Sign up
Here's how it works:
  1. Anybody can ask a question
  2. Anybody can answer
  3. The best answers are voted up and rise to the top

I recently re-ran a survey for year to year comparisons. In the recent survey I changed the Likert scale slightly by anchoring each box rather than just # 1 and # 6.

In other words, my scale went from this:

1 - agree completely, 2 , 3 , 4 , 5 , 6 - disagree completely

To this:

1 - agree completely 2 - agree 3 - somewhat agree 4 - somewhat disagree 5 - disagree 6 - disagree completely

Will the year to year comparisons still be accurate? I have looked online but have not found any standard best practices in this area. Thanks.

share|improve this question
Your use of 'anchor item' does not correspond to what it ought to mean in psychometrics. I would suggest to update your title to reflect that this question is about wording of response categories or item format that changed over time. – chl Jan 25 '12 at 22:33

I think there are some studies claiming that it makes a difference regarding the distribution of responses. The main concern is to justify the interval scale. Likert scales anchor every point and try to encourage equal interval sizes. Strictly speaking, a Likert scale always requires that all points are anchored.

However, I doubt it makes a difference. Whatever anchoring you use, data will always be subject to scale usage heterogeneity ( This effect will be much stronger than any effect caused by anchoring.

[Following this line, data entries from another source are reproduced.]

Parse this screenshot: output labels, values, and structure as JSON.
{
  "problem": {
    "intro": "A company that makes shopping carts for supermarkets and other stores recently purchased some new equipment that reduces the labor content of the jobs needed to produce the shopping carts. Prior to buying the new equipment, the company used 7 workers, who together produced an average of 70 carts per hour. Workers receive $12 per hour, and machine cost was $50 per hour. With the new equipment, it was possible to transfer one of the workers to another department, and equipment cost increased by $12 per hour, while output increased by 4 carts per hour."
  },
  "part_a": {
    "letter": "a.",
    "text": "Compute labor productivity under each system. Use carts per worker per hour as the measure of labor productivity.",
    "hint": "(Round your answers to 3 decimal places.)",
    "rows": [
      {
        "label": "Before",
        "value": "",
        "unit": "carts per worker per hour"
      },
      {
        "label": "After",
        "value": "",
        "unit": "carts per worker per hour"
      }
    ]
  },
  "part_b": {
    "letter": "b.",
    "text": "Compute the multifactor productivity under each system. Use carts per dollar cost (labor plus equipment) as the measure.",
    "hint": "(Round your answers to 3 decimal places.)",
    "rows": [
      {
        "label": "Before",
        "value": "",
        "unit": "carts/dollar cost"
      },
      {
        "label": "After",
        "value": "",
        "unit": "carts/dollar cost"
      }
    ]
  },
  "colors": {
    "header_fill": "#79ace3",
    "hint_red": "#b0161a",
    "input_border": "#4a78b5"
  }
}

share|improve this answer
The other issue will be compositional effects due to sampling changes from one year to the other. I imagine scale usage heterogeneity and sample compositional effects will swamp any other factors. – Michelle Jan 25 '12 at 22:25
What is your definition of anchoring? – chl Jan 25 '12 at 22:34
ok, my answer is a bit sloppy mixing anchoring and labeling. In the context of likert scales anchoring refers to labeling in a way, such that there is some kind of absolute reference point which calibrates the scale. Again, I don't think that we can ever be certain that it works. – joint_p Jan 26 '12 at 16:39

Your Answer


By posting your answer, you agree to the privacy policy and terms of service.

Not the answer you're looking for? Browse other questions tagged or ask your own question.